Steven Soderbergh is far too good a director to get drowned in the grandiose trappings Mr. Showmanship regularly presented. Instead, while we get the lavish world of Liberace, we also get these intimate moments between an older man who finds himself famous but somewhat alone and a lonely young man looking for something and someone to love and be loved by. At its heart, Behind the Candelabra is a sad love story done in by all those things that love stories are doomed by: a lover ignored who starts turning to other stimulants to fill his emptiness, another partner who soon starts tiring of both his younger boyfriend's prudishness and soon turns to someone else to satisfy his cravings, and who finally realize that they've thrown away so much in equal terms.
We do get some shocking, even comical moments. Liberace kept so much hidden, from his toupees to his passion for sex. One laughs at how Lee sees nothing bizarre at the thought of Scott getting plastic surgery to look more like Liberace, or how Liberace's own plastic surgery to look younger now leaves him incapable of completely closing his eyes (even when sleeping). One also marvels at Scott's naivete at being in this world. Behind the Candelabra also shows some touching, even beautiful moments. Lee describes how he could be both a practicing Catholic and practicing homosexual. At one point Liberace had been close to death when he says he was visited by a nun dressed in white. When he did recover, he discovers that there was no nun in white. Soderbergh films this in beautiful black-and-white, giving it a haunting (and haunted) style, while Scott's drugged-addled moments are shot in a haphazard, confused manner reflecting his mental stage.

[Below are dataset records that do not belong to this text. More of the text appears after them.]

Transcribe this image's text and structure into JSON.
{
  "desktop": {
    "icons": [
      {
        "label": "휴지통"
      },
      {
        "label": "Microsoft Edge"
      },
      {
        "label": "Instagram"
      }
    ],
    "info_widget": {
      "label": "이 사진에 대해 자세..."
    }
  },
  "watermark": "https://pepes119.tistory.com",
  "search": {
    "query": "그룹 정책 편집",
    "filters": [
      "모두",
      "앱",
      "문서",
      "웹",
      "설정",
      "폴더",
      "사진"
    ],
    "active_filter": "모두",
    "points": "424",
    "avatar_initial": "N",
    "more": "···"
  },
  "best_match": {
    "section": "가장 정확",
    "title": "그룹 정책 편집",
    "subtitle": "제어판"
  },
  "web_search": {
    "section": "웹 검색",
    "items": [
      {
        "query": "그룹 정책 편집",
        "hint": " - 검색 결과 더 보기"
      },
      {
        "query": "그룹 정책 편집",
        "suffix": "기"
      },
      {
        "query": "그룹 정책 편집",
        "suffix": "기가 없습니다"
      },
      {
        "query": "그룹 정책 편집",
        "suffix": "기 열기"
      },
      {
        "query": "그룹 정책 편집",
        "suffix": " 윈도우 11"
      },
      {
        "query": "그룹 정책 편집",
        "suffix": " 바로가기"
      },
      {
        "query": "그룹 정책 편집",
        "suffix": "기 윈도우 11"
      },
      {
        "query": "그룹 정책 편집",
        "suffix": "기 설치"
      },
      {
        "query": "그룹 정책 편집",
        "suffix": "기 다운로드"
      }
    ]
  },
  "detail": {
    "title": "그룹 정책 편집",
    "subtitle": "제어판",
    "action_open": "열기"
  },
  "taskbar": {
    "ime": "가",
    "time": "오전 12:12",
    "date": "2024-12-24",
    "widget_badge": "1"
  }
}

I do wonder why Behind the Candelabra ended with an imaginary funeral and Liberace telling us one of his famous quips, "Too much of a good thing...is wonderful," rather than giving us his signature closing song, I'll Be Seeing You. Perhaps that would have been too sad while the lavish faux-funeral tries to end things on a high note (no pun intended).
I still would have liked for Lee to get his proper send-off the way he did, but then again like Lee, we don't get to end things the way we wish to.
Behind the Candelabra shows two men who find themselves in a beautiful, stormy, and doomed relationship. It has moments of shocking humor and tenderness and compassion. Perhaps Liberace is now thought of as high camp, gaudy costumes, and death. However, we see that there was something to his flamboyant manner, and since Lee was in on the joke he was able to get away with so much...except the truth of himself and the consequences of his reckless actions.